BEIJING (Reuters) - Annual growth in China state-owned firms’ profits slowed to 3.4 percent in 2014, official data showed on Thursday, as factories struggled to cope with falling prices amid an economic slowdown.
State-owned non-financial companies made combined profits of 2.48 trillion yuan (264 billion pounds) in 2014, up 3.4 percent from the previous year, the Ministry of Finance said on its website.
Combined profits rose an annual 5.9 percent in 2013.
The latest figures also implied a slowdown in profit growth in December.
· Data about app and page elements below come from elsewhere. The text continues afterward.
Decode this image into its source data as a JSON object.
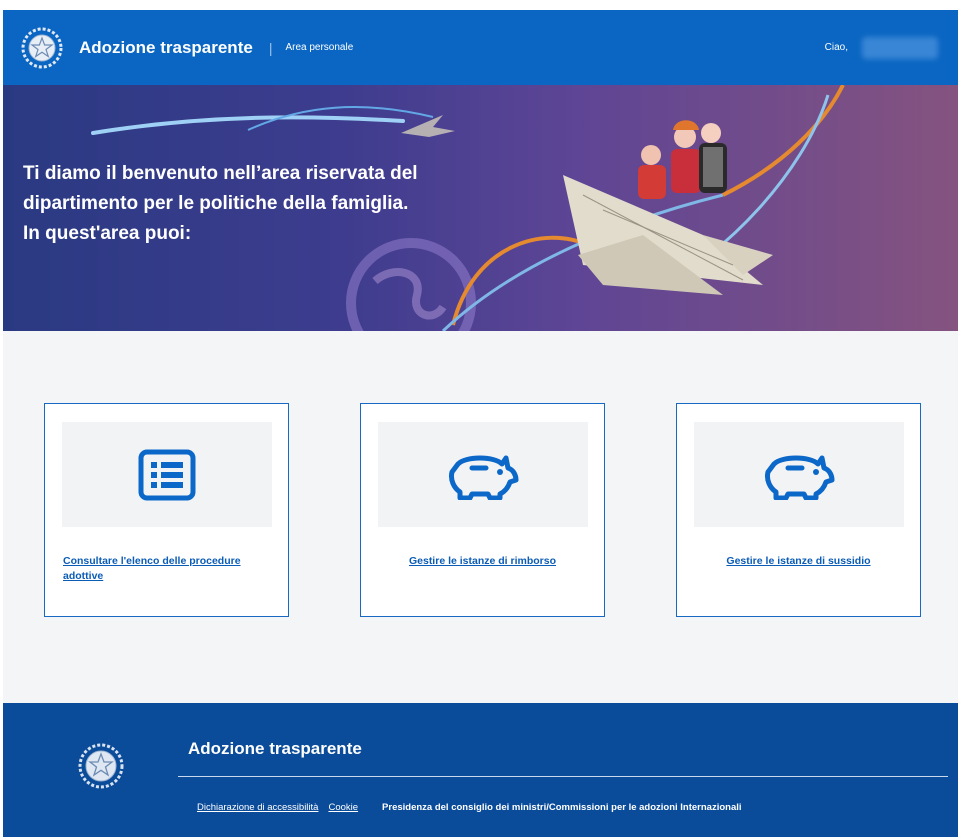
{
  "header": {
    "brand": "Adozione trasparente",
    "area": "Area personale",
    "greeting": "Ciao,"
  },
  "hero": {
    "line1": "Ti diamo il benvenuto nell’area riservata del",
    "line2": "dipartimento per le politiche della famiglia.",
    "line3": "In quest'area puoi:"
  },
  "cards": [
    {
      "label": "Consultare l'elenco delle procedure adottive",
      "icon": "list-icon"
    },
    {
      "label": "Gestire le istanze di rimborso",
      "icon": "piggy-bank-icon"
    },
    {
      "label": "Gestire le istanze di sussidio",
      "icon": "piggy-bank-icon"
    }
  ],
  "footer": {
    "title": "Adozione trasparente",
    "accessibility": "Dichiarazione di accessibilità",
    "cookie": "Cookie",
    "org": "Presidenza del consiglio dei ministri/Commissioni per le adozioni Internazionali"
  },
  "colors": {
    "header": "#0a66c2",
    "accent": "#1769c4",
    "footer": "#0b4c9a"
  }
}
Profits of state firms rose 4.5 percent in the January-November period from a year earlier and 6.1 percent in the first 10 months.
The slowdown mirrored a dip in China’s GDP, which grew at 7.4 percent in 2014, the weakest in 24 years, slipping from 7.7 percent in 2013, as property prices cooled and companies and local governments struggled under heavy debt burdens.
China’s central bank cut interest rates unexpectedly in November, stepping up efforts to support the world’s second-biggest economy as it heads towards its slowest expansion in nearly a quarter of a century.
Manufacturers are struggling to cope with persistent factory-gate deflation, which has eroded profitability as borrowing costs stay elevated.
Profits of firms owned by the central government rose 3.6 percent last year, while companies owned by local governments reported a 2.8 percent rise in profits, the ministry said.
Companies in the coal, chemical and petrochemical sectors reported profit declines in 2014, while the automobile, pharmaceuticals, commercial and trading sectors saw profits rise, it said.
Total assets of state firms rose 12.1 percent to 102.1 trillion yuan last year, while total liabilities increased 12.2 percent to 66.56 trillion yuan, it added.
The Chinese government is undertaking a series of reforms aimed at improving the efficiency, competitiveness and transparency of its state-owned industry.
Reporting by Judy Hua and Kevin Yao; editing by Simon Cameron-Moore